Thursday, December 4, 2008

Loop Diuretics and the Williams Brothers

Pat and Kevin Williams (unrelated), standout defensive linemen for the Minnesota Vikings were recently suspended by the NFL (along with four other players) because traces of the loop diuretic bumetanide were found in their urine. Bumetanide is on the list of banned substances because it can be used as a "masking agent" for anabolic steroids. As of today, the suspensions are on appeal.

From a scientific perspective, this all sounds a little shady. Loop diuretics act by restricting how much water and electrolytes your kidneys absorb. As a result, your urine is diluted and copious. The idea with drug masking is that the excess water in the urine will make the concentration of any naughty substances present artificially low. But it's not necessarily an efficacious way of hiding your devious muscle building strategies. It's all based on concentrations and fluid homeostasis. It's like trying to lower your blood alcohol level at a New Year's Eve traffic stop by guzzling 4 gallons of water in 3 minutes.

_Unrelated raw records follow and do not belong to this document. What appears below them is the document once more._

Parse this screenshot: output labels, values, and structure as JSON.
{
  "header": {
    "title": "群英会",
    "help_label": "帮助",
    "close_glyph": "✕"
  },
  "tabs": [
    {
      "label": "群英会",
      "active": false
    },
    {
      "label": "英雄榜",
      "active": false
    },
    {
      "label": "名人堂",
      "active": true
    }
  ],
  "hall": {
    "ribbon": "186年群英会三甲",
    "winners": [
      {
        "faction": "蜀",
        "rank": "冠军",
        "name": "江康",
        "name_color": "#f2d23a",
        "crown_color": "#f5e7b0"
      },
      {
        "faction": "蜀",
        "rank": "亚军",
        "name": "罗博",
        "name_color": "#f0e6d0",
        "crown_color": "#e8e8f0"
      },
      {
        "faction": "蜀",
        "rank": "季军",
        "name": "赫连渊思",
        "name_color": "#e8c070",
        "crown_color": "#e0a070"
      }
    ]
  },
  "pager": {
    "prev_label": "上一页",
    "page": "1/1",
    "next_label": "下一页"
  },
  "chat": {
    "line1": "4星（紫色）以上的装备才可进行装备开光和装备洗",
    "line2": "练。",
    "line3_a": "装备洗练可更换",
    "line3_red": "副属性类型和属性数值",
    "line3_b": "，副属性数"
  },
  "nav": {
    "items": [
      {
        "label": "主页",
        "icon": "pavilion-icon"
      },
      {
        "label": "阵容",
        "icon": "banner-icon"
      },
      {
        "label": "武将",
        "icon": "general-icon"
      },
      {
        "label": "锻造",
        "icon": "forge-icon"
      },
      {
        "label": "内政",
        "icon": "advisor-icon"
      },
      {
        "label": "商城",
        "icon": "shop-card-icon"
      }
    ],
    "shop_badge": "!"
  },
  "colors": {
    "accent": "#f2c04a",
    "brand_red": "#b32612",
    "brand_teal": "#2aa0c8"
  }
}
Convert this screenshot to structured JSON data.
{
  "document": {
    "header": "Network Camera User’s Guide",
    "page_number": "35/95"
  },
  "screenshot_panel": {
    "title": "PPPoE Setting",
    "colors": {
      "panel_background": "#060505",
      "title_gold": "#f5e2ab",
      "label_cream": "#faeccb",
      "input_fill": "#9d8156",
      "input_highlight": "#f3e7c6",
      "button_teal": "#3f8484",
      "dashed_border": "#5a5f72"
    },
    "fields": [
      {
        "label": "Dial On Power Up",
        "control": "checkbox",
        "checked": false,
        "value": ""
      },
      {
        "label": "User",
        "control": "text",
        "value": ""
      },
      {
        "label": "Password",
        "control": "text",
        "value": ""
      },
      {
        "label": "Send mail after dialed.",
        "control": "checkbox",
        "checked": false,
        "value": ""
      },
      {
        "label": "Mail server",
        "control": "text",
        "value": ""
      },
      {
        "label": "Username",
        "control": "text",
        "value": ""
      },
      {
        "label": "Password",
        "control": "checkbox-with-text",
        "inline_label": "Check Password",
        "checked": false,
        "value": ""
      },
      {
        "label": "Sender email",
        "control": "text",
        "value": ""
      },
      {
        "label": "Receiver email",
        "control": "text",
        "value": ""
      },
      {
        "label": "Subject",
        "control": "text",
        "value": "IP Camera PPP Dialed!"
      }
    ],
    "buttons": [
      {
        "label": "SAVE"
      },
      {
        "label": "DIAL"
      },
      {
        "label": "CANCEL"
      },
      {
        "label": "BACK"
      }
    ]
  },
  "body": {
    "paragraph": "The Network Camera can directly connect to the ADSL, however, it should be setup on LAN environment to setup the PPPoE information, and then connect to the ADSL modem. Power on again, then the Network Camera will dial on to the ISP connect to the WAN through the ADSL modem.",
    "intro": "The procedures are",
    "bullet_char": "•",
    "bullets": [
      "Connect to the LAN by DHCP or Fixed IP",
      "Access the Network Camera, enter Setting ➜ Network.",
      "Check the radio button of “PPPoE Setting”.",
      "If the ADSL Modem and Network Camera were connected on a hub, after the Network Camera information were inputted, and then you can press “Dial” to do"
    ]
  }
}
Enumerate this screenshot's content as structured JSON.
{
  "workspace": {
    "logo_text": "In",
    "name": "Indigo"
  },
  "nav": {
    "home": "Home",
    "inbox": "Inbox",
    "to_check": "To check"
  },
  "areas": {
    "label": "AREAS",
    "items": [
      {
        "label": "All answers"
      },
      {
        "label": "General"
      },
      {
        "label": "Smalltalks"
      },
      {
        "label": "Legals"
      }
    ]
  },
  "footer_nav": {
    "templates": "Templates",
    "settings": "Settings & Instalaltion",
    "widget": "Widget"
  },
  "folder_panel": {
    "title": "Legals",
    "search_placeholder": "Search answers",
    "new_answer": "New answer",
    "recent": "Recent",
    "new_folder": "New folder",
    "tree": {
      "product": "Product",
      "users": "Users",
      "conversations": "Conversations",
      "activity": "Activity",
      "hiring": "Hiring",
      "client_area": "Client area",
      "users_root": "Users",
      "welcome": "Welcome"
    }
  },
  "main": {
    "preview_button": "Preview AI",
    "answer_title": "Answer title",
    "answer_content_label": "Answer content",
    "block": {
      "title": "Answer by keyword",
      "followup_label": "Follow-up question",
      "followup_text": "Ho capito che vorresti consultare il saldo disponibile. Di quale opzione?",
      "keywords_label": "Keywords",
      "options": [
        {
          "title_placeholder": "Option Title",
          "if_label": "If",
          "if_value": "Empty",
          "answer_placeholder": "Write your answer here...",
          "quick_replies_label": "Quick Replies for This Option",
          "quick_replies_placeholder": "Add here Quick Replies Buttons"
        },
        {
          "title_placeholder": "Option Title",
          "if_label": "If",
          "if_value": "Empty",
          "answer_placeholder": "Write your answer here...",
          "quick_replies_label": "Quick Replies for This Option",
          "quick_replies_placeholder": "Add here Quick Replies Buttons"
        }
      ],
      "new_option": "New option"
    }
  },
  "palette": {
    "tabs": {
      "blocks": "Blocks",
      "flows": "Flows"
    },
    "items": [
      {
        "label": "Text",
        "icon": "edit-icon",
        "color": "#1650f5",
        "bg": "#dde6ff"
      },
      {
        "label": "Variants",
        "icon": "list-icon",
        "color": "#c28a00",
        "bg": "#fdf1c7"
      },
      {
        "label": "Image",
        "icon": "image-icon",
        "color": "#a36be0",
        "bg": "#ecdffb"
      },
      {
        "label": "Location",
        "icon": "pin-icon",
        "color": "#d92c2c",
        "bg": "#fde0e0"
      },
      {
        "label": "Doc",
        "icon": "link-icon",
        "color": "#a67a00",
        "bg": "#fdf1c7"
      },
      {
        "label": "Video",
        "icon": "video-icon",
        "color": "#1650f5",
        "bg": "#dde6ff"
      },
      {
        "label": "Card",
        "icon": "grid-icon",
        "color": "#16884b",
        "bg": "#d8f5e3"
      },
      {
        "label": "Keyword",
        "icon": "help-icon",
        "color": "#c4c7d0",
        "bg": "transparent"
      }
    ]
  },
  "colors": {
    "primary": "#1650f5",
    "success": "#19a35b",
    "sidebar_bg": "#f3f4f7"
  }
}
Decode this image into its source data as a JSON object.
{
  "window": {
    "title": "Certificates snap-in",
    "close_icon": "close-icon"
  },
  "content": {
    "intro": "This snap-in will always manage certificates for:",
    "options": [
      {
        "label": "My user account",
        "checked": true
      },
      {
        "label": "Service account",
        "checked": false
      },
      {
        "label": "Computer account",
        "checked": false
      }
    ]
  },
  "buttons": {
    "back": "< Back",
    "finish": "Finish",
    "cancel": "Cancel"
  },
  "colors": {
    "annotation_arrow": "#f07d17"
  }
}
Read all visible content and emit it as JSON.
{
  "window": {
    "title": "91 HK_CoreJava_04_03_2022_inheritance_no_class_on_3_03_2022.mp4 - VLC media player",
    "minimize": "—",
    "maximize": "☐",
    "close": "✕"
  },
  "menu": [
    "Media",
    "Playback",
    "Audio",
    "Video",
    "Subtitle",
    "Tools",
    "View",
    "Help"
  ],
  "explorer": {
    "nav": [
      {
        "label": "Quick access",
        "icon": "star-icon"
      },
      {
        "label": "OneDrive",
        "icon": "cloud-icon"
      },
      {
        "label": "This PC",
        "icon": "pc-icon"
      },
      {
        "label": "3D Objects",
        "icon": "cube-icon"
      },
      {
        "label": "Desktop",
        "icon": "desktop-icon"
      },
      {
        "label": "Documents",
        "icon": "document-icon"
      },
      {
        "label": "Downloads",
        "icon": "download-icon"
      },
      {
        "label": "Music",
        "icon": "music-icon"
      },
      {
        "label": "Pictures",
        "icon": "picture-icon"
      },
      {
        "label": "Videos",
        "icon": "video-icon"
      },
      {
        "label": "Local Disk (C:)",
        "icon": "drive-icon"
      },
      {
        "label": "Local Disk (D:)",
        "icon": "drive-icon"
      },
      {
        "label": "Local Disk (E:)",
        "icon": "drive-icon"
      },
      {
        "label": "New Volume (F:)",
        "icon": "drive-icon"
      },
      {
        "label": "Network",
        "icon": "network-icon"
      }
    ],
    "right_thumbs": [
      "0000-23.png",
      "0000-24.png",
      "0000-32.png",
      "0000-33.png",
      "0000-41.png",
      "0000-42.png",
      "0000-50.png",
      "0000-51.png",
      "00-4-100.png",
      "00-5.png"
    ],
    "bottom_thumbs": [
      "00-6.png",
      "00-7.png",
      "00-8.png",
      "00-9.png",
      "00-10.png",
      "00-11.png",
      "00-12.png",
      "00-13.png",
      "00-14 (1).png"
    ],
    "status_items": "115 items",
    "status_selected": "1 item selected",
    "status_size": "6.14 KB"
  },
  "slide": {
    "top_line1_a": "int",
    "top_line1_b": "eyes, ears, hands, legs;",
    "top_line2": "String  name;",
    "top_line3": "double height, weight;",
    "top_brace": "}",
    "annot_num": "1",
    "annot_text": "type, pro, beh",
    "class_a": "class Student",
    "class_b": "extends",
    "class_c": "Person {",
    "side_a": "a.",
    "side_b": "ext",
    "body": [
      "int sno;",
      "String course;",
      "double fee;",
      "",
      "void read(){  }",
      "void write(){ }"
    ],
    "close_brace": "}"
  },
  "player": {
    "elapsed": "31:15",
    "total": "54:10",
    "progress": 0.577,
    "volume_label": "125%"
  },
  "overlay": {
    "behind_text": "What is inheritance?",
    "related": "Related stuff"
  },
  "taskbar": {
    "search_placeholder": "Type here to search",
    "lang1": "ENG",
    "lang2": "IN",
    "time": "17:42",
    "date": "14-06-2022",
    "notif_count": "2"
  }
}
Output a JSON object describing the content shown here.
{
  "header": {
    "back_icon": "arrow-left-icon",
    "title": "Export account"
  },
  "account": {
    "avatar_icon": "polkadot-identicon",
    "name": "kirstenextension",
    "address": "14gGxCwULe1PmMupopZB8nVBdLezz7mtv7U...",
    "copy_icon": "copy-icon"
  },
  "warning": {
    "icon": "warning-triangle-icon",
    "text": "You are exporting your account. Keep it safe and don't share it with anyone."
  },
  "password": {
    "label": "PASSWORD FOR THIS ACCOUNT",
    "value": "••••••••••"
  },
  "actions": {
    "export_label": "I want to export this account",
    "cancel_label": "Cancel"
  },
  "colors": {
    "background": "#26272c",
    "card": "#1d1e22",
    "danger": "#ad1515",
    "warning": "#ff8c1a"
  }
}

But why would they guys be on a loop diuretic? The first line of treatment for an African-American male with hypertension is hydrochlorothiazide, a different kind of diuretic. So it can't be because they're treating high blood pressure. No physician would prescribe bumetanide. Loop diuretics are used in heart failure and certain kidney conditions. I have heard of competitive wrestlers use them because of the rapid weight loss (all water) benefit that can be derived. And maybe these 300 lb behemoths need a little help to keep their weight within reasonable parameters.

But it's horribly unsafe. Dropping weight by hamstringing your kidney's ability to manage your total body fluid levels is unnecessarily dangerous. Too much of it can compromise kidney function and lead to eventual kidney failure. Moreover, electrolyte concentrations (especially potassium) get thrown out of whack when you're on a loop diuretic. All it's going to take is some All-Pro tackle dropping dead on a Sunday afternoon from a hypokalemic arrythmia to get everyone's attention.

Bottom line: there's probably no reason to be on bumetanide, it's dangerous, but I doubt it's being used to mask steroids. If a couple guys have to forfeit a few weeks salary because they got caught using it, it's probably a good thing for the players in the league overall. Now if only we can get them to stop shooting themselves in the thigh with illegal handguns....

1 comment:

Kellie said...

They claim it was in a dietary supplement (starcaps or something like that). They weren't taking it on purpose (so they say).